It is true that the Rwandan government seeks to end what some have called the "Rwanda Paradox" -- the fact that persons convicted in national courts have been executed, while defendants at the International Criminal Tribunal for Rwanda, charged with prosecuting the "most responsible" génocidaires, fear no worse than imprisonment. But not all in Rwanda are happy about the proposed legislative change, which would not only ban future death sentences but also commute to life imprisonment the sentences of 800 persons now on death row. Ofeibea Quist-Arcton (above), Dakar-based correspondent for America's National Public Radio, reports that
a national referendum in 2003 voted overwhelming for the retention of the death penalty in Rwanda. And there has been a mixed reaction to parliament's new law. Many genocide survivors are strongly opposed to the abolition of the death sentence. They say parliament has moved too hastily and failed to consult the people first.Confounding the U.S. Supreme Court precedents that Anna cites, meanwhile, is Uttecht v. Brown, last week's 5-4 decision making "it easier for prosecutors to exclude people who express reservations about the death penalty from capital juries," a decision that experts quoted by New York Times' Adam Liptak predict will result in juries that are more "'male,'" "'white,'" and "conviction-prone."

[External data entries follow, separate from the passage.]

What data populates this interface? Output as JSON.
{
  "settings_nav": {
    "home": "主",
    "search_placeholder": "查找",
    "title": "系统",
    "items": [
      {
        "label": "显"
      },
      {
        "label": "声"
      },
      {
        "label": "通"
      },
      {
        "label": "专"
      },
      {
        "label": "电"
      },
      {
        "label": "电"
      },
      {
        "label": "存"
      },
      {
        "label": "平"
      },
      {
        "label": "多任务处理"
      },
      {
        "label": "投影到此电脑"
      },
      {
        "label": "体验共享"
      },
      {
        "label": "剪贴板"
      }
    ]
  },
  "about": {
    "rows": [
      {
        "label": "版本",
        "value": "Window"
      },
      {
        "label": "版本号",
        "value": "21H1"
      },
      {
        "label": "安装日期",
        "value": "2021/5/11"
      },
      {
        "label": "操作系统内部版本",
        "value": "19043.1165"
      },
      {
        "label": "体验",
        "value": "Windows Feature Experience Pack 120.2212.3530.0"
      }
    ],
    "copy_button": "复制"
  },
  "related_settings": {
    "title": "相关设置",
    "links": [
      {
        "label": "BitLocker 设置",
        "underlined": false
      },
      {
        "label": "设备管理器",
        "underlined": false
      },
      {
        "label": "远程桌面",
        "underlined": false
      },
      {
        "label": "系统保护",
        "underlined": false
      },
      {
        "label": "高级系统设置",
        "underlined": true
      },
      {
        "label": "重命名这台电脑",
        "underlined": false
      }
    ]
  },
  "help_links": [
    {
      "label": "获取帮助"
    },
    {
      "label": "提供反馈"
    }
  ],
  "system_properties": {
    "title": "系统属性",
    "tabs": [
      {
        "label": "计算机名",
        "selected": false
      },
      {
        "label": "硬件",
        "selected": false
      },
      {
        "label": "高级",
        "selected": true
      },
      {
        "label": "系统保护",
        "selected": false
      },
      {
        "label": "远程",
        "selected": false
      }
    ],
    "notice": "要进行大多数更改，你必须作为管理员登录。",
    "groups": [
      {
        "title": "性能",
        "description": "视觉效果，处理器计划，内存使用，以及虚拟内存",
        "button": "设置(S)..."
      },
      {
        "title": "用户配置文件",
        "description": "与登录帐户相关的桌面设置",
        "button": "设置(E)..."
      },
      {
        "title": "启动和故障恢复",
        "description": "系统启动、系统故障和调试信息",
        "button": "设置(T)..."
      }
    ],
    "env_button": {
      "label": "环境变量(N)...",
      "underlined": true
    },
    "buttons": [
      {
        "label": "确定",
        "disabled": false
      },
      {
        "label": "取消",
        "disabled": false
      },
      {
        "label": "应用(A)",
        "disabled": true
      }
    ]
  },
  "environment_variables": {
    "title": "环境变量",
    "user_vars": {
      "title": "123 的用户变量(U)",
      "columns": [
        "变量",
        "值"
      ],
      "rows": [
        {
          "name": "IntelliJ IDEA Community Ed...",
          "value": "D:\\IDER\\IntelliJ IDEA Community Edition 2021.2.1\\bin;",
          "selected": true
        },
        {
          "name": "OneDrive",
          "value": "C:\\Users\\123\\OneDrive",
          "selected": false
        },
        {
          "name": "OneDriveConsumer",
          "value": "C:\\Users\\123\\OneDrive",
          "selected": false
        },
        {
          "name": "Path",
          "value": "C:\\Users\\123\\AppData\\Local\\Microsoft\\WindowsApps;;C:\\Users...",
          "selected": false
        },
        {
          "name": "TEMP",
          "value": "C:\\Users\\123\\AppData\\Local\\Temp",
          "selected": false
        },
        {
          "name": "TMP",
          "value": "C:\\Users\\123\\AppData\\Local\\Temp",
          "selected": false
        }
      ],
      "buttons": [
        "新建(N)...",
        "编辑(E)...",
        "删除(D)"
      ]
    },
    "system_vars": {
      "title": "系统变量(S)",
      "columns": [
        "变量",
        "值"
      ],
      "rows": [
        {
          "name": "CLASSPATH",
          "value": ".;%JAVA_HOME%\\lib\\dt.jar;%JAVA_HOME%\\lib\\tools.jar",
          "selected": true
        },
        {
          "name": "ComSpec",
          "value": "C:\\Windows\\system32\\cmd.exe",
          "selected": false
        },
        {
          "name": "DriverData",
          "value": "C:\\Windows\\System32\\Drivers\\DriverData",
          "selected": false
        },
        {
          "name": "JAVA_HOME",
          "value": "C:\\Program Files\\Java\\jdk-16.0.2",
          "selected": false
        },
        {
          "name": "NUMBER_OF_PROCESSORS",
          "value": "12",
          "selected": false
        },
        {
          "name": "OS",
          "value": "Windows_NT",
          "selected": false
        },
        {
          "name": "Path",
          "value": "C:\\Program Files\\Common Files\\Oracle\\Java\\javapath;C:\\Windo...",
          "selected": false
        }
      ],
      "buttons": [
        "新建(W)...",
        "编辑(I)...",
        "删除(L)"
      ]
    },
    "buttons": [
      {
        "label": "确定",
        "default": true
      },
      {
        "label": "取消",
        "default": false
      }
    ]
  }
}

As for the country that executes by far the most persons each year, China, there's a possibility that change may be on the horizon. (Something about which we've posted, the 2008 Beijing Olympics, may have a bit to do with this.) Thanks to a new law, China's highest court again has authority to review the validity of death sentences, a move that observers believe may result in the carrying out of fewer executions.